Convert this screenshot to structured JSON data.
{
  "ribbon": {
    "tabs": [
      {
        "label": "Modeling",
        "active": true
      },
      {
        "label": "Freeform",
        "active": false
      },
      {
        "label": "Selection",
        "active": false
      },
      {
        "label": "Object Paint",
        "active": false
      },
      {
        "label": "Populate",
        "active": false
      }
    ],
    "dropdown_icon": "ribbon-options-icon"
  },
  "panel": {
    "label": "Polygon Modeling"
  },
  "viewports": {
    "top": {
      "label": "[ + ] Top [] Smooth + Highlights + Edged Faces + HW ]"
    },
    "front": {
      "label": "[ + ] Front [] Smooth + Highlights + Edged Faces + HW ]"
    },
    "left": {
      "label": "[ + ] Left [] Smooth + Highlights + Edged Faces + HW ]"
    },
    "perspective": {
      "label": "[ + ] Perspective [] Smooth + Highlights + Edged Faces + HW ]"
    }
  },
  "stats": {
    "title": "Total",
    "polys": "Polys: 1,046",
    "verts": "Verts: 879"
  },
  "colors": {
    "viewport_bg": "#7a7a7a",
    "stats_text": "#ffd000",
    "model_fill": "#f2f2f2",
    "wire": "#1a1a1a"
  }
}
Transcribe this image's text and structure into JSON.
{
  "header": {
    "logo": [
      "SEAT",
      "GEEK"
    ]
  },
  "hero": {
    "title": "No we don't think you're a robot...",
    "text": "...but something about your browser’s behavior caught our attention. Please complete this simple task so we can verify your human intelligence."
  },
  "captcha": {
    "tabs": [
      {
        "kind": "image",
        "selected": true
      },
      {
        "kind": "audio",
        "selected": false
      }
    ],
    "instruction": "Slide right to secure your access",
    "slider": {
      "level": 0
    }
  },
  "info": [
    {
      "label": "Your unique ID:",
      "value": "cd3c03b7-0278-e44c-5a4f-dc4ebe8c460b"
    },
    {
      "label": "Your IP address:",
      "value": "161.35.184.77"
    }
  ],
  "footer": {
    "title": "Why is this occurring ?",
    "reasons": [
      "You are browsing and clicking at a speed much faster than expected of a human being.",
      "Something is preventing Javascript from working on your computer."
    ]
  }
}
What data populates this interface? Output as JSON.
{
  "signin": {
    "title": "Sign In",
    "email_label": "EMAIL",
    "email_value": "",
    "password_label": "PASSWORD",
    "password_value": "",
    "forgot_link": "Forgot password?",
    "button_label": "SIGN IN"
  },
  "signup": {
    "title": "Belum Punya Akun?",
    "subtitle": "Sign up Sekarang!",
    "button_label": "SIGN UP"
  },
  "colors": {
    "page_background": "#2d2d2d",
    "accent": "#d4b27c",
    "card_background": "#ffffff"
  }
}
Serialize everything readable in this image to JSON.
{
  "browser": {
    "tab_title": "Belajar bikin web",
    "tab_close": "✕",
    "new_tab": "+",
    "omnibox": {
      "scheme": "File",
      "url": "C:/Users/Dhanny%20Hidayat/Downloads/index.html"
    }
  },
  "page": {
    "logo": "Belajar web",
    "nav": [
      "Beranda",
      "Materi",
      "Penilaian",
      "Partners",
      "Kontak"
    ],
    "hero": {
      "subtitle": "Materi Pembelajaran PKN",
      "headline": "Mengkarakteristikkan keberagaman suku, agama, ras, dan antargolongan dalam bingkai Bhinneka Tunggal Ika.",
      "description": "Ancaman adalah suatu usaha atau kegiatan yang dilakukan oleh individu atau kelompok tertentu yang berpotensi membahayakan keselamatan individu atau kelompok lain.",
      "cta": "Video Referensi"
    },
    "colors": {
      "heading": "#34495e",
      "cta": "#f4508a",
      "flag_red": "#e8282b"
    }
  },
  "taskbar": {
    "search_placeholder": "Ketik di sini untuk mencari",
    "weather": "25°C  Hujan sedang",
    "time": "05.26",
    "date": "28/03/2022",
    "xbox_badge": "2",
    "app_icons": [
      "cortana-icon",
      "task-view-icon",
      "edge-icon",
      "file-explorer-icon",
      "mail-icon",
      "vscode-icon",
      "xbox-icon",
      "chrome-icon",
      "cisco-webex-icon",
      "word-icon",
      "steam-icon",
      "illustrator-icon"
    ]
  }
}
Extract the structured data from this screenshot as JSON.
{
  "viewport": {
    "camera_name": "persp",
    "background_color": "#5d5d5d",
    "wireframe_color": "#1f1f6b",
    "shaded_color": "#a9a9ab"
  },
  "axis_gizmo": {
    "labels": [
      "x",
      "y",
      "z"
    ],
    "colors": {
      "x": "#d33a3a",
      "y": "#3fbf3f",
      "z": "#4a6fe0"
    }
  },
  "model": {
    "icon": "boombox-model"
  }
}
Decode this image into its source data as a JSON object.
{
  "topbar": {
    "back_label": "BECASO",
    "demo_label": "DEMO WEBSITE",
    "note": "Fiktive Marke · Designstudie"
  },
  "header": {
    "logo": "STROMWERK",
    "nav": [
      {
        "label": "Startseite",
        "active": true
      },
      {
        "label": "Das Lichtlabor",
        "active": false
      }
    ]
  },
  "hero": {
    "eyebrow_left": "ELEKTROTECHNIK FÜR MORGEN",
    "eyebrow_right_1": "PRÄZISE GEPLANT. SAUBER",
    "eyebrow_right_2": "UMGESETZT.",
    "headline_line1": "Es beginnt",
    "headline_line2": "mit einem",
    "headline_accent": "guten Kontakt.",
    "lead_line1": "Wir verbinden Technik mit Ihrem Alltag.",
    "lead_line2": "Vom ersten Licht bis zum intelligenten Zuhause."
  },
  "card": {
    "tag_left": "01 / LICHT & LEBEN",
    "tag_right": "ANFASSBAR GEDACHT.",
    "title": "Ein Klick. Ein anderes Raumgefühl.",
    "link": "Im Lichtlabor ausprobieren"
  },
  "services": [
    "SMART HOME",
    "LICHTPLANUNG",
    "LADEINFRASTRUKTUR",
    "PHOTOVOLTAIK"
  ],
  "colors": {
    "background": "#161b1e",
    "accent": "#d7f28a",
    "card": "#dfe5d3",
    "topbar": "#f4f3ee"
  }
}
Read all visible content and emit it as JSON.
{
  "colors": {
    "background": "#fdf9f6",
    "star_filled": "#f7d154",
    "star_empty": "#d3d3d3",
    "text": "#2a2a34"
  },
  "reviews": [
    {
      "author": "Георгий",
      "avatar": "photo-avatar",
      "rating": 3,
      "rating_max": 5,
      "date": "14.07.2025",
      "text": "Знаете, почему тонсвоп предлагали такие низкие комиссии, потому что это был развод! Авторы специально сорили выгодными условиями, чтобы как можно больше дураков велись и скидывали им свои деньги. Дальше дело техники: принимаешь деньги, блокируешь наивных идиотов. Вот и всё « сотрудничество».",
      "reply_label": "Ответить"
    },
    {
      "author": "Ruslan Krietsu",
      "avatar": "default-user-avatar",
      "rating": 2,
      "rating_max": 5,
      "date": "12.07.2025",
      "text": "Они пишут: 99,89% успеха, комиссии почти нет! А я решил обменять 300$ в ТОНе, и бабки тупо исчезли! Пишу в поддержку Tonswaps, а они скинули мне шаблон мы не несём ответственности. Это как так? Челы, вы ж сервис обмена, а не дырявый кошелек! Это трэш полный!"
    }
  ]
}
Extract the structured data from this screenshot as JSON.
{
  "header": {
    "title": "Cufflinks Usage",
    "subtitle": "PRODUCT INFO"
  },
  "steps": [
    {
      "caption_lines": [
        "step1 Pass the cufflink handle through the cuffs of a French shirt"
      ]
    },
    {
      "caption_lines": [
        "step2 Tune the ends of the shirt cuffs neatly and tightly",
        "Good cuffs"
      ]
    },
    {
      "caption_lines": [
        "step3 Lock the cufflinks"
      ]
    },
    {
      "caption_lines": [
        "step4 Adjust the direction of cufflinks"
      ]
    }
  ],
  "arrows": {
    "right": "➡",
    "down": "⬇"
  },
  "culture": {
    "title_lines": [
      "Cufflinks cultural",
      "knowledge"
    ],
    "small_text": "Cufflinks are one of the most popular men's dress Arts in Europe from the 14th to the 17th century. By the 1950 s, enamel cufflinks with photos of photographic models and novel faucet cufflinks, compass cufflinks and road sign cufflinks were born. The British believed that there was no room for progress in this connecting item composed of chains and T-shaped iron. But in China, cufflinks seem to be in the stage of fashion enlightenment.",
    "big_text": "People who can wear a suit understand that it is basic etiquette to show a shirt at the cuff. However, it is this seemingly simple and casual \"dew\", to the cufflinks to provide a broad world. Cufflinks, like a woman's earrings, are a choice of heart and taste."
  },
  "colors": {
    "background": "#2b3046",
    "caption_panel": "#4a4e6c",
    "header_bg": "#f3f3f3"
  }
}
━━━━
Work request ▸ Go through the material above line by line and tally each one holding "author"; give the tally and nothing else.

Task result ▸ 2